Much is being made of a potential world food crisis around here. Comments: 1) Rice is going up, but wheat is coming down 2) Amartya Sen said that famine is not caused by there not being enough food, it's caused by food not getting to the people who need it 3) I think we have the technology to get emergency food to anywhere in the world outside remote places in Africa 4) Let me repeat that I am completely in favor of ending agricultural subsidies in the First World, and I've been talking about it for years 5) The Spanish press is blaming "speculators," which sounds to me like Jew-American capitalists, for the potential problem 6) Law of unintended consequences: The Greens say use less fossil fuel. The Americans start using corn to make less-polluting fuel. Now American greed for energy is killing babies in Chad. You can't win either way 7) Demand for grain has risen for many reasons, but over here all they can talk about is biofuels 8) Since the demand for grain has increased, the supply is going to increase too, and pretty damn quick 9) Lula da Silva is in favor of biofuels, too, but nobody ever criticizes Brazil for chopping down the Amazon to plant sugarcane or for using that sugarcane to make fuel 10) Nobody, ever, criticizes the OPEC cartel for artificially keeping petroleum prices high, which is probably the most important factor in the rise of food prices.

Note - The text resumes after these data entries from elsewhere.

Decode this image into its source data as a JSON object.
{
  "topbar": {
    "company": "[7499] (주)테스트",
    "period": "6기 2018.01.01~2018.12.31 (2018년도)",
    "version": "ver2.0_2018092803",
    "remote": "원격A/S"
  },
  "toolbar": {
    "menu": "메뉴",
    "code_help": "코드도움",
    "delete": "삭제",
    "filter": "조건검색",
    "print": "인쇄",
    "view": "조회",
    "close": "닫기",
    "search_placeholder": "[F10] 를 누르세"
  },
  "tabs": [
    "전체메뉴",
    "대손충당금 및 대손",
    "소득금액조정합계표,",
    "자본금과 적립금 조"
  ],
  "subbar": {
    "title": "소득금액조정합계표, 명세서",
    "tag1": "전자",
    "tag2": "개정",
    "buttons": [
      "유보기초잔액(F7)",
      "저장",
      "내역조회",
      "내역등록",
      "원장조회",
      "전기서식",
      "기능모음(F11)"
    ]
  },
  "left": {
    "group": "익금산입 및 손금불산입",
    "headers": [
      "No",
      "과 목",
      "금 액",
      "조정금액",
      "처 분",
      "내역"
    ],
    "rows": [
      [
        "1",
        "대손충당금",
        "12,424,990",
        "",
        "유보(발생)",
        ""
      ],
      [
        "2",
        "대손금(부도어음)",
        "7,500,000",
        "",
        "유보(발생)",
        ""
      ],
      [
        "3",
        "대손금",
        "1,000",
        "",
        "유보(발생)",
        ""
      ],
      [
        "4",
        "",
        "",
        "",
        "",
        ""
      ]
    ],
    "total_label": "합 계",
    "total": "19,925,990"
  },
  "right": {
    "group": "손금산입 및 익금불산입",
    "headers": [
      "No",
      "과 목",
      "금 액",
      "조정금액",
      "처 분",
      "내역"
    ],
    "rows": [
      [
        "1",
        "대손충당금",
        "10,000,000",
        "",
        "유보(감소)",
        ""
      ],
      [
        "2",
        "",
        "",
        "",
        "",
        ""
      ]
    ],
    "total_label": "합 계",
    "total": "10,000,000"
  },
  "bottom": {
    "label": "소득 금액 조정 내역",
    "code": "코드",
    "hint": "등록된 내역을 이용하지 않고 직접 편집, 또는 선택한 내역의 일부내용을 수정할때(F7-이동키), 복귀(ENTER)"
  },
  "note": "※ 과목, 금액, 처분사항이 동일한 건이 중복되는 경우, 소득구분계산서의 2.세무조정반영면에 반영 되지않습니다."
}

Is Barcelona the only city in the world where airline routes are big news? All the papers are reporting that American Airlines has instituted nonstop service between El Prat and New York. I'm sure it's got something to do with the city's raging self-esteem problem: we must be important because we've got a nonstop flight to New York! Note the standard Spanish love-hate attitude toward America: we resent American power and influence, but at the same time we bask in reflected glory when America pays attention to us.

Jeez. Econ minister Solbes just won't leave Disneyworld. Now he's predicting 2.3% GDP growth for both 2008 and 2009, though the private sector says it'll be half that.

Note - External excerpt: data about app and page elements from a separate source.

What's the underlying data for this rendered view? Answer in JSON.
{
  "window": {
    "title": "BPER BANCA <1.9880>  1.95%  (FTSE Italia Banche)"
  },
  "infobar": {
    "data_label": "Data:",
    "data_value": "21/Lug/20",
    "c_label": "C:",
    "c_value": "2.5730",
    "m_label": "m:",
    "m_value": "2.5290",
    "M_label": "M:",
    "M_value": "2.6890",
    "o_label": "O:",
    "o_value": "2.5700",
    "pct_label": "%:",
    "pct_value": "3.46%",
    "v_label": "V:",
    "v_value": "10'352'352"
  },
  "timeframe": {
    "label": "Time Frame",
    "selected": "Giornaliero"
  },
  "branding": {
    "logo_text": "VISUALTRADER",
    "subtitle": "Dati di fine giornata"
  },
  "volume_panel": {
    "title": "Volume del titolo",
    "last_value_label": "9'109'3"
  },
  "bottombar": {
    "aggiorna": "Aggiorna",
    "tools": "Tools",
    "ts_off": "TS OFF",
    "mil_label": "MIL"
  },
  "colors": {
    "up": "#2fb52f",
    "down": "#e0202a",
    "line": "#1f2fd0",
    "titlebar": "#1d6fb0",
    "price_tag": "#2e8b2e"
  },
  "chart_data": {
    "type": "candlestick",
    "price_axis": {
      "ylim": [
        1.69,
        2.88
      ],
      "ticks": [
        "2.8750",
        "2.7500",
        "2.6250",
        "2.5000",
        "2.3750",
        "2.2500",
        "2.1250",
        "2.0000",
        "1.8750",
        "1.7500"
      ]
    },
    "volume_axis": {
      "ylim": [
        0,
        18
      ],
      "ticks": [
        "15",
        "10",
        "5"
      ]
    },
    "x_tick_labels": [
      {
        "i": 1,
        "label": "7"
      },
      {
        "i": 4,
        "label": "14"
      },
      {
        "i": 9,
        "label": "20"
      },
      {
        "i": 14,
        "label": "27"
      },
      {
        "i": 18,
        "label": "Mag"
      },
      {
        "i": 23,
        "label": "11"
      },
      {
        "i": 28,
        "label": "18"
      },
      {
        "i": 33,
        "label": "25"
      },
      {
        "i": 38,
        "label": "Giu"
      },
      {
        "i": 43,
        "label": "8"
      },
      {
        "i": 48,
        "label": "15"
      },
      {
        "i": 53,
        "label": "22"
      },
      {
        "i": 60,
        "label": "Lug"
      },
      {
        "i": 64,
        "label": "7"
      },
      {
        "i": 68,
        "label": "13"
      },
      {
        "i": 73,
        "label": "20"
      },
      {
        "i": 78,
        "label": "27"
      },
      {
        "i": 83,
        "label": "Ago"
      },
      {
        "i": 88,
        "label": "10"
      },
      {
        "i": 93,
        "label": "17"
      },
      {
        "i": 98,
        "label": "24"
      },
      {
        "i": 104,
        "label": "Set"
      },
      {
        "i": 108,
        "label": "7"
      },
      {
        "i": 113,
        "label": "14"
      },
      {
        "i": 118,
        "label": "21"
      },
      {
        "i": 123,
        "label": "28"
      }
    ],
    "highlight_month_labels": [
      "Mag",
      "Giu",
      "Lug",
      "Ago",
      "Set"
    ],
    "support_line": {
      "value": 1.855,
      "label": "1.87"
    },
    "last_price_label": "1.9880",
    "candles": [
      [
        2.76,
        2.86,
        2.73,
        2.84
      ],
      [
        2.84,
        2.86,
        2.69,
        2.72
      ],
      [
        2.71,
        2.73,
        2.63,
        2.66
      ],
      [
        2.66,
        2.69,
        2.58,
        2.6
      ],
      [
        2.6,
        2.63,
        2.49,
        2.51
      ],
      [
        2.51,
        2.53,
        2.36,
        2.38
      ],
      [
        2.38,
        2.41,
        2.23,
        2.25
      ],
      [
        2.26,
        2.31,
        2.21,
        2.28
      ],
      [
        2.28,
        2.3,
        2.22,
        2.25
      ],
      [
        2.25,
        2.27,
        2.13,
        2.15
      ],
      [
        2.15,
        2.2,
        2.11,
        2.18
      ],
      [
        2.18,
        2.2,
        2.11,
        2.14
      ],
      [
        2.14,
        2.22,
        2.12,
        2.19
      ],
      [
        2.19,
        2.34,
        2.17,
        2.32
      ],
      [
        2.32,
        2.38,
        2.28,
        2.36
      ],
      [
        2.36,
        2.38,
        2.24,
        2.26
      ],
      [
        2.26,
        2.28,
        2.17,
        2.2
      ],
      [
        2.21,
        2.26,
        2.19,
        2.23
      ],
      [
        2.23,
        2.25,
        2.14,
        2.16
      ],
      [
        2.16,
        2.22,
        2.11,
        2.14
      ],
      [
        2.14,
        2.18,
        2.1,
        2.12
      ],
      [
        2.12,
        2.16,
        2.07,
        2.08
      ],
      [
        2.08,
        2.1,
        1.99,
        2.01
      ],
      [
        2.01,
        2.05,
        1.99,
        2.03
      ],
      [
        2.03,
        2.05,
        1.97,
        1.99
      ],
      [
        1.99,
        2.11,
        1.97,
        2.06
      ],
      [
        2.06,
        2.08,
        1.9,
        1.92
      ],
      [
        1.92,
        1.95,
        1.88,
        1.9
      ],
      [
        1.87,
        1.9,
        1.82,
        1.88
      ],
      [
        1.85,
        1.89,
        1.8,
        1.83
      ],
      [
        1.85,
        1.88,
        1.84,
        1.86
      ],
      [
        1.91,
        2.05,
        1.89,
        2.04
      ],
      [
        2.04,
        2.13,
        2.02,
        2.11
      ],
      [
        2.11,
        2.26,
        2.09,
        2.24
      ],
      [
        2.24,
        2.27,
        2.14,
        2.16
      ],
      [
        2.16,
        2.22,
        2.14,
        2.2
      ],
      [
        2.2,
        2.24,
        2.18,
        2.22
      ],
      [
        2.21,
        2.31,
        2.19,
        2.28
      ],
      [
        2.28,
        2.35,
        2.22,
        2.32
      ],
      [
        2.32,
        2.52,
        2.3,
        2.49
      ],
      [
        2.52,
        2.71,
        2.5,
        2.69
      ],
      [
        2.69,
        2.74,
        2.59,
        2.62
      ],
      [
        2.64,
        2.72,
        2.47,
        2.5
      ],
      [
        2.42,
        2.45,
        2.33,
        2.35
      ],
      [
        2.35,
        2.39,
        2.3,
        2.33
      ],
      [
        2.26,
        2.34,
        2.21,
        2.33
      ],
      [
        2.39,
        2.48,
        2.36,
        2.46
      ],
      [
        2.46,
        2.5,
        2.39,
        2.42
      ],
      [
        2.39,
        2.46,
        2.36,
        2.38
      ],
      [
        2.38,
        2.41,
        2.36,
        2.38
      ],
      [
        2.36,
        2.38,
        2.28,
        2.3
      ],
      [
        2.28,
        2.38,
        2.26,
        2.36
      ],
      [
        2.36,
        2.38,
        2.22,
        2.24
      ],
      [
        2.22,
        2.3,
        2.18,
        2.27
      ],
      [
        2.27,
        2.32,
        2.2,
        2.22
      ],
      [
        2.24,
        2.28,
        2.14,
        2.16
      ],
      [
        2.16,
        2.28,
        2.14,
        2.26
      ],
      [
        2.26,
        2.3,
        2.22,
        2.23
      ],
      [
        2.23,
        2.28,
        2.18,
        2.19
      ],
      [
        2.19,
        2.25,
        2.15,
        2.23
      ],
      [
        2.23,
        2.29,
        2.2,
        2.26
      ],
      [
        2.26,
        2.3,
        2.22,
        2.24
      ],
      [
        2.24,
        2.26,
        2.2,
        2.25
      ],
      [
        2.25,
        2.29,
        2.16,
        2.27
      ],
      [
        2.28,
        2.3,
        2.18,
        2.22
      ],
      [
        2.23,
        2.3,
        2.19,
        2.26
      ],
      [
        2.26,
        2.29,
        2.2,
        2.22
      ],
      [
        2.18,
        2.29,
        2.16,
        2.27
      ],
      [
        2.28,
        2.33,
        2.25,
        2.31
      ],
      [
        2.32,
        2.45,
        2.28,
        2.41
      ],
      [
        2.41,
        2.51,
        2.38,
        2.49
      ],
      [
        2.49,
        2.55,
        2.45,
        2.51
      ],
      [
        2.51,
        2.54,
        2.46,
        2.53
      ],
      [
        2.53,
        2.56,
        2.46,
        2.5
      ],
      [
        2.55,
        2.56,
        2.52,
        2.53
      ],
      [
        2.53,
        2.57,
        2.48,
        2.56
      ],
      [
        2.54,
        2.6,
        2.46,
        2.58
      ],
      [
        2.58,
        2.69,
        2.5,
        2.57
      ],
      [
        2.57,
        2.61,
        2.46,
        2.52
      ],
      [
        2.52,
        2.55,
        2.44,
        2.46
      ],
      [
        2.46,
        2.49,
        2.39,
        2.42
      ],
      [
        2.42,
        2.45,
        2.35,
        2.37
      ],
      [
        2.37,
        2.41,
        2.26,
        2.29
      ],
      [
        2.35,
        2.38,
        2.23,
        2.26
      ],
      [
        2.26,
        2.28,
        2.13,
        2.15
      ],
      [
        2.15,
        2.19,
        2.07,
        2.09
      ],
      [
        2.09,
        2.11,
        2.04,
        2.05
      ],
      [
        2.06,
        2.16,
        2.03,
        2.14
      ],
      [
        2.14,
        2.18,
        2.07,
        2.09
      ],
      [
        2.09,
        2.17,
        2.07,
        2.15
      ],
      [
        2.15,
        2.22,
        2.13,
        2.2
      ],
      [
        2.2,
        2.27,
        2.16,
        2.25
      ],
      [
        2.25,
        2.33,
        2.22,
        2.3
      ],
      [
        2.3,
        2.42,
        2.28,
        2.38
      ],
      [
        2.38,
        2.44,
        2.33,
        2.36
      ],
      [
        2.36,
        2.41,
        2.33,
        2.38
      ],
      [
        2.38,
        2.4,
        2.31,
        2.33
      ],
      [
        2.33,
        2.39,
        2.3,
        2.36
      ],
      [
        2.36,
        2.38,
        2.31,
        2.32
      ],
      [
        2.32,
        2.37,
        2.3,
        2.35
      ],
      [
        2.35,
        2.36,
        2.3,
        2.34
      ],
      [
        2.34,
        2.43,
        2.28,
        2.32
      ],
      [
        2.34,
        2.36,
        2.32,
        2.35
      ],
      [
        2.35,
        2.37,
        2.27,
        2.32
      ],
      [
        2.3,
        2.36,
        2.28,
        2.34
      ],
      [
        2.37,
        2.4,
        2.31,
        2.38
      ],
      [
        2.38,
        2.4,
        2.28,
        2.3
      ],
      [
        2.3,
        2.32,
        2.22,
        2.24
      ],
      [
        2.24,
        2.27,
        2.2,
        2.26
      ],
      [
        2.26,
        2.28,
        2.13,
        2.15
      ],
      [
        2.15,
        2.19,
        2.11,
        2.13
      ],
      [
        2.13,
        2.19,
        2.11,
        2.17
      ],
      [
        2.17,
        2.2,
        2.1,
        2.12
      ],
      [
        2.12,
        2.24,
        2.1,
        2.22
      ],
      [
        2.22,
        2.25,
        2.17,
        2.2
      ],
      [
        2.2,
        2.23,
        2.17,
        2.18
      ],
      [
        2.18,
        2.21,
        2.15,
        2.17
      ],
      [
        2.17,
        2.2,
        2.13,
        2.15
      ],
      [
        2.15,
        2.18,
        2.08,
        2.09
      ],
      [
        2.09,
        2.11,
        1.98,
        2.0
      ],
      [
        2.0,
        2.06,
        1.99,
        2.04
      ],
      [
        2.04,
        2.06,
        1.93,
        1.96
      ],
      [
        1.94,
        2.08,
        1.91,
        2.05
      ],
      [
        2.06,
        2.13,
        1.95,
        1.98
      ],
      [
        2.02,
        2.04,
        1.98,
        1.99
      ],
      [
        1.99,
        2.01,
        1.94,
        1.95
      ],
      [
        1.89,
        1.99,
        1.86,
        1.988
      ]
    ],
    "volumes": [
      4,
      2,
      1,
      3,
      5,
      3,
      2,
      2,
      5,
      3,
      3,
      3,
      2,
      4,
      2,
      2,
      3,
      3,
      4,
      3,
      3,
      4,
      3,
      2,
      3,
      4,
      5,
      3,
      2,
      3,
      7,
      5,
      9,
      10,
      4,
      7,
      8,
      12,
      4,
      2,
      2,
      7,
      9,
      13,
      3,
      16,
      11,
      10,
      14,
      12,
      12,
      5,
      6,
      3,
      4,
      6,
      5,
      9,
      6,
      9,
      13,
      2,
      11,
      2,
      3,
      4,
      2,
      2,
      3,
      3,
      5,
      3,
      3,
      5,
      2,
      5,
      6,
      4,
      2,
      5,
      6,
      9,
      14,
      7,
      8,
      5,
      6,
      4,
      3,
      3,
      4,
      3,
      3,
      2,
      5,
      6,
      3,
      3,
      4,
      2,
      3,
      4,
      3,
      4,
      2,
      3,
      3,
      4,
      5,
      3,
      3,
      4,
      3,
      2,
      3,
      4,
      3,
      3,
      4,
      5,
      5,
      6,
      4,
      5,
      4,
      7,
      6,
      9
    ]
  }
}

Meanwhile, 246,000 people were added to the unemployment rolls in the first quarter, putting the number of Spanish unemployed over 2 million, a rate of 9.6%. The only two regions that didn't see a rise in unemployment were the Basque Country and Extremadura, while Catalonia saw the largest increase, 39,000 more unemployed. It's going to get worse before it gets better, people.

The percentage of flats in Barcelona priced at under €240,000 has doubled since 2006 to 18%, and you see a few under €200,000 now. El Periodico says that these places are of generally good quality, too, while two years ago cheap flats were all very undesirable. Problems: 1) the mortgage interest rate is high right now, with the Euribor at 5%, depressing demand 2) credit is tight and banks aren't giving out mortgages to everybody and his dog anymore.

You probably saw that Barça drew with Man United at the Camp Nou, 0-0; they had a dozen opportunities but couldn't score as usual. United played it safe and stuck to defense and fast breaks, and they'd have won if Cristiano Ronaldo had made his penalty kick in about the second minute. Wayne Rooney was disappointing. Barcelona's best players were Iniesta and Touré. Now they have to play the second ninety minutes at Old Trafford, which will not be easy. But anything could happen, and all hope has not been abandoned. Rijkaard has given up on the League; this weekend he's sitting his good players to rest them up for the rematch with Man U.


Mário Vilela, Brazil said...

Lula is a cheap demagogue, but, as a matter of fact, we don't grow sugarcane in the Amazon, or at least don't grow any significant amount of sugarcane there.

More than half of all Brazilian cane comes from the southeastern state of São Paulo, and the rest comes overwhelmingly from neighboring regions or from the northeast.

I, by the way, don't like biofuels in the least. We've had for more than three decades now a program called Proalcool, which has drained good soil and good money for producing nothing more than an ersatz gas. Oil may be expensive, mas it's still plentiful -- or at least more plentiful than rich soils. But I'm, alas, a minority in Brazil.

P.S. Yours is one of my favorite blogs, John. Carry on the good work!

John said...

Thanks for the correction, and for the goodwill as well. Much appreciated.